Entries from a dataset of interfaces
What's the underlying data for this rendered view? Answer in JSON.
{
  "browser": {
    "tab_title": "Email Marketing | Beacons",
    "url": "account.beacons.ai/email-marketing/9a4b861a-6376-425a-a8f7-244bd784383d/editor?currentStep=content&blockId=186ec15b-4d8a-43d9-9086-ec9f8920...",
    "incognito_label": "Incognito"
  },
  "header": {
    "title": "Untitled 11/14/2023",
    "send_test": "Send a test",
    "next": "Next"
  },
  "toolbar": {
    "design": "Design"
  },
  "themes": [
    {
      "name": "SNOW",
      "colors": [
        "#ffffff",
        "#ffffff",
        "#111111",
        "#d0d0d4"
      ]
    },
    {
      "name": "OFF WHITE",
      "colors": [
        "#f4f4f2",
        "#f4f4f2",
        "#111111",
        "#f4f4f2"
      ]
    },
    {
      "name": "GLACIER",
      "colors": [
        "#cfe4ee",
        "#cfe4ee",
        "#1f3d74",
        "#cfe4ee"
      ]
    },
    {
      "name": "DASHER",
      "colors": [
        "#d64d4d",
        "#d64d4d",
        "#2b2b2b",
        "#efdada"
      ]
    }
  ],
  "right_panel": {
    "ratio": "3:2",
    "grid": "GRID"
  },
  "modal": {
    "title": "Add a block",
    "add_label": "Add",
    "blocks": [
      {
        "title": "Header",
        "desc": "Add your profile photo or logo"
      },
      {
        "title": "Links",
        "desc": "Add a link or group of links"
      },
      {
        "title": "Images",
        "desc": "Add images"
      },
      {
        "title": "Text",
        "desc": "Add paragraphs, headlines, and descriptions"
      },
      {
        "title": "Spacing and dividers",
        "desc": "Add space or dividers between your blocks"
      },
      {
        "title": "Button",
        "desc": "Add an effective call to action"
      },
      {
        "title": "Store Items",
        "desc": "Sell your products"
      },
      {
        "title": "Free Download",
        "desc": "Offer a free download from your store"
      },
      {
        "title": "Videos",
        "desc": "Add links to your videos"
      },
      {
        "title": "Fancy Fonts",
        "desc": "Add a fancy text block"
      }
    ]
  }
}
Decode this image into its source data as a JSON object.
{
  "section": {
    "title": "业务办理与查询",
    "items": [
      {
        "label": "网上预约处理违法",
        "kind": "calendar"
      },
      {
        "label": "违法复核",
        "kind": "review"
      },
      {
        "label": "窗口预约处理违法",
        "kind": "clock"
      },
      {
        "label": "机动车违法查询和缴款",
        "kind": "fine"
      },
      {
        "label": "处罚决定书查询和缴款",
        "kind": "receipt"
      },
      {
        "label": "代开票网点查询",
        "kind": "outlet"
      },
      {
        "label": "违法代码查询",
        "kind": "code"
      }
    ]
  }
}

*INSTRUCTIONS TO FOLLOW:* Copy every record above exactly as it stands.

*TASK RESULT:*
What's the underlying data for this rendered view? Answer in JSON.
{
  "browser": {
    "tab_title": "Email Marketing | Beacons",
    "url": "account.beacons.ai/email-marketing/9a4b861a-6376-425a-a8f7-244bd784383d/editor?currentStep=content&blockId=186ec15b-4d8a-43d9-9086-ec9f8920...",
    "incognito_label": "Incognito"
  },
  "header": {
    "title": "Untitled 11/14/2023",
    "send_test": "Send a test",
    "next": "Next"
  },
  "toolbar": {
    "design": "Design"
  },
  "themes": [
    {
      "name": "SNOW",
      "colors": [
        "#ffffff",
        "#ffffff",
        "#111111",
        "#d0d0d4"
      ]
    },
    {
      "name": "OFF WHITE",
      "colors": [
        "#f4f4f2",
        "#f4f4f2",
        "#111111",
        "#f4f4f2"
      ]
    },
    {
      "name": "GLACIER",
      "colors": [
        "#cfe4ee",
        "#cfe4ee",
        "#1f3d74",
        "#cfe4ee"
      ]
    },
    {
      "name": "DASHER",
      "colors": [
        "#d64d4d",
        "#d64d4d",
        "#2b2b2b",
        "#efdada"
      ]
    }
  ],
  "right_panel": {
    "ratio": "3:2",
    "grid": "GRID"
  },
  "modal": {
    "title": "Add a block",
    "add_label": "Add",
    "blocks": [
      {
        "title": "Header",
        "desc": "Add your profile photo or logo"
      },
      {
        "title": "Links",
        "desc": "Add a link or group of links"
      },
      {
        "title": "Images",
        "desc": "Add images"
      },
      {
        "title": "Text",
        "desc": "Add paragraphs, headlines, and descriptions"
      },
      {
        "title": "Spacing and dividers",
        "desc": "Add space or dividers between your blocks"
      },
      {
        "title": "Button",
        "desc": "Add an effective call to action"
      },
      {
        "title": "Store Items",
        "desc": "Sell your products"
      },
      {
        "title": "Free Download",
        "desc": "Offer a free download from your store"
      },
      {
        "title": "Videos",
        "desc": "Add links to your videos"
      },
      {
        "title": "Fancy Fonts",
        "desc": "Add a fancy text block"
      }
    ]
  }
}
Decode this image into its source data as a JSON object.
{
  "section": {
    "title": "业务办理与查询",
    "items": [
      {
        "label": "网上预约处理违法",
        "kind": "calendar"
      },
      {
        "label": "违法复核",
        "kind": "review"
      },
      {
        "label": "窗口预约处理违法",
        "kind": "clock"
      },
      {
        "label": "机动车违法查询和缴款",
        "kind": "fine"
      },
      {
        "label": "处罚决定书查询和缴款",
        "kind": "receipt"
      },
      {
        "label": "代开票网点查询",
        "kind": "outlet"
      },
      {
        "label": "违法代码查询",
        "kind": "code"
      }
    ]
  }
}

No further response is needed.